Once or twice they had to hush, when the sound of voices carried in from the sidewalk on Washington Street, or a car seemed to pass at an unusually slow speed. On one such instance a beam of light suddenly flooded the grave markers, casting harsh shadows across the lawn. They laid flat, scrambling for those shadows, as the light played back and forth. Mark edged up to the crest of the slope and peered over toward the street.
“Cop car,” he whispered. When the light went out he sighed his relief and resumed his place in the circle. “He’s going.”
“I’m cold,” Alice said, giving a shudder.
“You’re always cold,” Randy replied with a sneer.
Tony gave Randy a warning look, and drew Alice into his arms. She settled, but still shivered.
“It’s always cold,” Tony consoled, rubbing his hands up and down Alice’s arms to no effect.
Once again a warning shush went up, and they all fell silent. Some ways down the hill, toward Oak Street, they could hear the sound of someone walking through the fallen leaves, of hushed voices whispering in the dark. All six of them scurried behind the avenging angel and peered through the night for whatever was coming.
“Zombies.” Mark teased.
“Shhh.” This from Tony.
“Is that Becca Townsend?” Peggy hissed as three teens wandered into view. “God, I hate that little bitch.”
Greg leaned forward, squinting to see. He settled back and shook his head, no. “Too young. Looks a lot like her though.”
“I think it’s Ann,” Mark said. “Becca’s daughter. She’d be about that age now.”
Peggy scowled. “Well the nut doesn’t fall far from the tree. Let’s scare the bejesus out of ‘em.”
“I don’t think we should…” Mark looked to the others for concurrence.
“Oh, come on,” Peggy urged. “It’s been years since we’ve had any fun.”
The three teens drew closer. Henrietta seemed to be a popular locale.
“OK.” Greg said, and with that the decision was made. As the three teens turned toward the angel the six friends slowly rose up from behind it. Mark must has put the idea in their heads, for they all reached out with stiff arms, miming zombies.
“Brains.” Randy moaned.
The three teenaged girls shirked in terror and ran for the fences, never looking back.
The six friends fell to the ground, laughing out loud.

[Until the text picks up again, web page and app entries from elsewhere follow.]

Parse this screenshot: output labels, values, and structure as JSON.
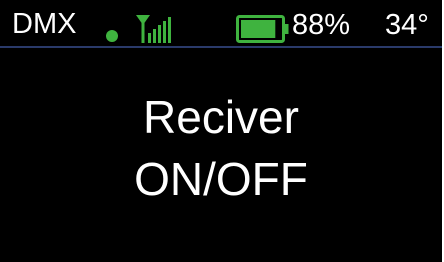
{
  "status_bar": {
    "mode_label": "DMX",
    "connection_icon": "status-dot",
    "connection_color": "#3fb33f",
    "signal_icon": "signal-bars-icon",
    "signal_color": "#3fb33f",
    "signal_bars_total": 5,
    "signal_bars_filled": 5,
    "battery_icon": "battery-icon",
    "battery_color": "#3fb33f",
    "battery_level": 0.88,
    "battery_text": "88%",
    "temperature_text": "34°"
  },
  "main": {
    "message_line_1": "Reciver",
    "message_line_2": "ON/OFF"
  },
  "colors": {
    "background": "#000000",
    "text": "#ffffff",
    "accent_green": "#3fb33f"
  }
}
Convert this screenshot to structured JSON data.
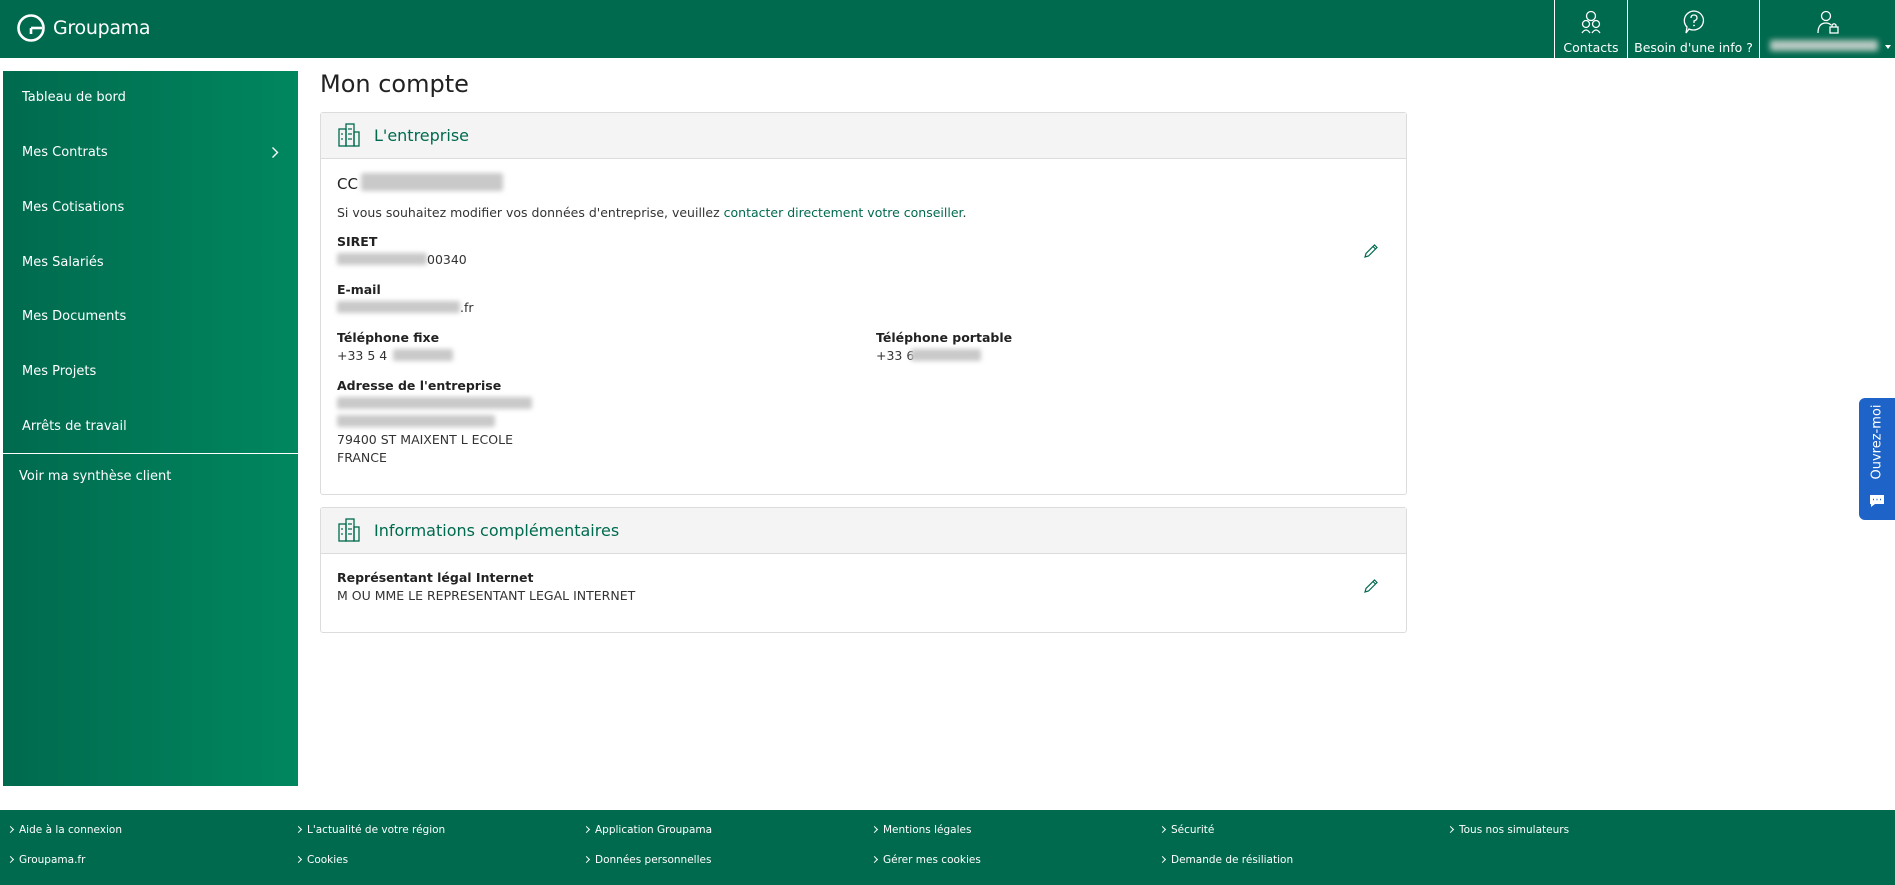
{
  "header": {
    "brand": "Groupama",
    "contacts_label": "Contacts",
    "info_label": "Besoin d'une info ?",
    "icons": {
      "logo": "groupama-logo-icon",
      "contacts": "contacts-icon",
      "info": "question-bubble-icon",
      "user": "user-lock-icon"
    }
  },
  "sidebar": {
    "items": [
      {
        "label": "Tableau de bord"
      },
      {
        "label": "Mes Contrats"
      },
      {
        "label": "Mes Cotisations"
      },
      {
        "label": "Mes Salariés"
      },
      {
        "label": "Mes Documents"
      },
      {
        "label": "Mes Projets"
      },
      {
        "label": "Arrêts de travail"
      }
    ],
    "synthese": "Voir ma synthèse client"
  },
  "main": {
    "title": "Mon compte",
    "entreprise": {
      "heading": "L'entreprise",
      "name_prefix": "CC",
      "note_text": "Si vous souhaitez modifier vos données d'entreprise, veuillez ",
      "note_link": "contacter directement votre conseiller",
      "note_end": ".",
      "siret_label": "SIRET",
      "siret_value": "00340",
      "email_label": "E-mail",
      "email_value": ".fr",
      "tel_fixe_label": "Téléphone fixe",
      "tel_fixe_value": "+33 5 4",
      "tel_portable_label": "Téléphone portable",
      "tel_portable_value": "+33 6",
      "adresse_label": "Adresse de l'entreprise",
      "adresse_line3": "79400 ST MAIXENT L ECOLE",
      "adresse_line4": "FRANCE"
    },
    "complementaires": {
      "heading": "Informations complémentaires",
      "rep_label": "Représentant légal Internet",
      "rep_value": "M OU MME LE REPRESENTANT LEGAL INTERNET"
    }
  },
  "feedback": {
    "label": "Ouvrez-moi"
  },
  "footer": {
    "row1": [
      "Aide à la connexion",
      "L'actualité de votre région",
      "Application Groupama",
      "Mentions légales",
      "Sécurité",
      "Tous nos simulateurs"
    ],
    "row2": [
      "Groupama.fr",
      "Cookies",
      "Données personnelles",
      "Gérer mes cookies",
      "Demande de résiliation"
    ]
  },
  "colors": {
    "brand_green": "#006a4e",
    "feedback_blue": "#1e63c7"
  }
}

“Oh, that was great!” Peggy managed to say between guffaws. “Did you see the look on their faces? I bet they peed themselves.”
“Won’t be back here for a while,” Tony said, as he struggled to get up from the ground. “Serves them right for trying to horn in on our spot.” He looked up and saw the clock tower on St. Martin’s and suddenly became somber. “Oh, crap, look at the time.”
They all glanced up. Both hands pointed to twelve.
“Well, it’s been fun,” Greg said.
Randy started to drift away.
“He still hates me, doesn’t he?” Alice asked Tony, glancing toward Randy.
Tony pulled her into a hug. “Don’t worry about Randy, he’ll get over it.”
“If I just hadn’t been late that night–”
He massaged her shoulders and leaned in close. “Don’t blame yourself, Ally. He’s the one that tried to beat the train.”
The clock on St. Martin’s began to chime midnight. As Tony leaned in to give Ally a kiss they all faded into the night.
© 2014 by J. M. Strother. All rights reserved.